“I keep telling my daughter that we will go back to our house,” Ahmed tells me as a group of boys and men behind him fill some boxes with food, which will be delivered to the poorest families in the Al-Amari camp, in the Palestinian city of Ramallah.
It’s Ramadan and Muslims can only eat between the time when the sun sets and when it rises. During this holy Islamic month, believers are encouraged to do charitable work and help the needy; thus, Muslims in the camp collect money to provide dinner to needy people.
The nearby mosque illuminates of a shiny emerald light as the Imam calls for the afternoon prayer.

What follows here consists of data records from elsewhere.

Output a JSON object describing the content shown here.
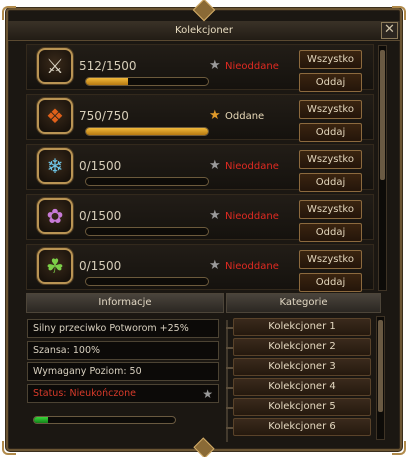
{
  "window": {
    "title": "Kolekcjoner",
    "close_label": "✕"
  },
  "buttons": {
    "all_label": "Wszystko",
    "submit_label": "Oddaj"
  },
  "collections": [
    {
      "icon": "sword-bundle-icon",
      "glyph": "⚔",
      "glyph_color": "#d8d2c2",
      "count": "512/1500",
      "progress": 0.341,
      "status": "Nieoddane",
      "status_color": "#e02a22",
      "star_color": "#9a9a9a",
      "submitted": false
    },
    {
      "icon": "fire-crystal-icon",
      "glyph": "❖",
      "glyph_color": "#e0601a",
      "count": "750/750",
      "progress": 1.0,
      "status": "Oddane",
      "status_color": "#e8d9b8",
      "star_color": "#e09a2a",
      "submitted": true
    },
    {
      "icon": "blue-crystal-icon",
      "glyph": "❄",
      "glyph_color": "#6ec6e8",
      "count": "0/1500",
      "progress": 0,
      "status": "Nieoddane",
      "status_color": "#e02a22",
      "star_color": "#9a9a9a",
      "submitted": false
    },
    {
      "icon": "purple-flower-icon",
      "glyph": "✿",
      "glyph_color": "#c87ad8",
      "count": "0/1500",
      "progress": 0,
      "status": "Nieoddane",
      "status_color": "#e02a22",
      "star_color": "#9a9a9a",
      "submitted": false
    },
    {
      "icon": "green-herb-icon",
      "glyph": "☘",
      "glyph_color": "#7ccf48",
      "count": "0/1500",
      "progress": 0,
      "status": "Nieoddane",
      "status_color": "#e02a22",
      "star_color": "#9a9a9a",
      "submitted": false
    }
  ],
  "info": {
    "header": "Informacje",
    "bonus": "Silny przeciwko Potworom +25%",
    "chance": "Szansa: 100%",
    "level": "Wymagany Poziom: 50",
    "status": "Status: Nieukończone",
    "progress": 0.1
  },
  "categories": {
    "header": "Kategorie",
    "items": [
      "Kolekcjoner 1",
      "Kolekcjoner 2",
      "Kolekcjoner 3",
      "Kolekcjoner 4",
      "Kolekcjoner 5",
      "Kolekcjoner 6"
    ]
  },
  "colors": {
    "accent_gold": "#b99454",
    "status_red": "#e02a22",
    "progress_gold": "#f0b93a",
    "progress_green": "#39d63a"
  }
}
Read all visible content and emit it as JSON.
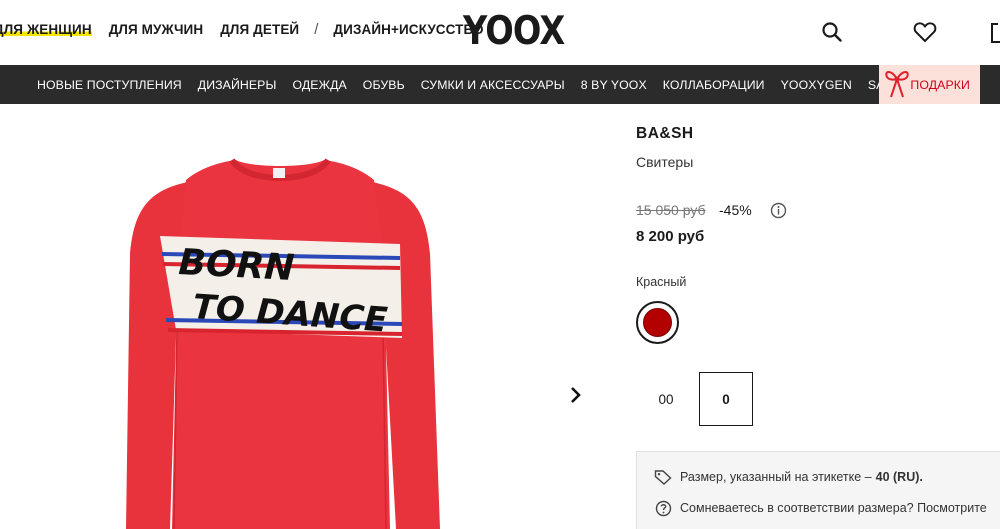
{
  "header": {
    "gender_nav": [
      "ДЛЯ ЖЕНЩИН",
      "ДЛЯ МУЖЧИН",
      "ДЛЯ ДЕТЕЙ",
      "ДИЗАЙН+ИСКУССТВО"
    ],
    "separator": "/",
    "logo": "YOOX",
    "icons": [
      "search-icon",
      "heart-icon",
      "bag-icon"
    ]
  },
  "category_nav": {
    "items": [
      "НОВЫЕ ПОСТУПЛЕНИЯ",
      "ДИЗАЙНЕРЫ",
      "ОДЕЖДА",
      "ОБУВЬ",
      "СУМКИ И АКСЕССУАРЫ",
      "8 BY YOOX",
      "КОЛЛАБОРАЦИИ",
      "YOOXYGEN",
      "SALE"
    ],
    "gifts_label": "ПОДАРКИ",
    "gifts_color": "#d0021b"
  },
  "product": {
    "print_line1": "BORN",
    "print_line2": "TO DANCE",
    "sweater_color": "#e8323c",
    "brand": "BA&SH",
    "category": "Свитеры",
    "old_price": "15 050 руб",
    "discount": "-45%",
    "price": "8 200 руб",
    "color_name": "Красный",
    "swatch_color": "#b30000",
    "sizes": [
      {
        "label": "00",
        "selected": false
      },
      {
        "label": "0",
        "selected": true
      }
    ],
    "size_info": {
      "label_text": "Размер, указанный на этикетке –",
      "label_value": "40 (RU).",
      "doubt_text": "Сомневаетесь в соответствии размера? Посмотрите"
    }
  }
}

Ahmed stops helping the group to speak with me about the situation in the refugee camp and the two-state solution between Palestine and Israel. It’s been one year since the last Gaza war claimed the lives of 2,200 Palestinians, mainly civilians, and 71 Israelis, of whom 66 were soldiers from Israel Defence Forces (IDF).
“I know we will go back,” he says with eyes full of hope. Like hundreds of Palestinians in Amari, Ahmed was born in the camp, established in 1949 in the aftermath of the first Israeli-Arab war. According to the locals, it is now inhabited by some 7,000 people, the majority of whom refuse to leave the camp – which with the aid of the UN has been slowly transformed into a micro city with shops, schools and a hospital – unless they can go back to the territories now occupied illegally by Israel.
“Our day will come,” the man continues and people behind him nod as soon as he pronounces those words.
We keep walking and children chase us. They all want to talk to me and they scream: “What is your name?” hoping that their question will not be left unanswered.
Many walls have been covered with Palestinian flags and graffiti calling for peace. Politics, war and the Israeli occupation are recurring themes that never abandon Palestinian lives.
A group of adults approach me and we start talking. They ask my opinion about the conflict and they all are willing to tell me their point of view.
It’s 8 pm and I am invited to have Iftar – when Muslims break their fast – with some people living in the camp. They all make sure I like the food and they want me to eat until I am full. Then we sit on a sofa placed in the middle of a recreational centre some of the men in the camp have built so that youths can meet and do activities when they don’t go to school.
We keep speaking about politics. They tell me they hope one day the two countries – which have been at war for decades – can reach the two-state solution that has been often brushed aside, but never achieved.
They tell me that some families leave Amari hoping to find a better future somewhere else in Palestine, but many others keep living their life within the walls that delimit the camp. It’s their form of resistance, their form of protest, they explain.
“It’s either our house or nothing,” they say and shrug after I ask when they think a solution to the conflict can be reached.
A soft music spreads all over the camp and children rush to the centre as they know there is going to be a party tonight.
“Our life goes on until the day we can return to our homeland,” they say and then they smile as their eyes navigate in to the horizon.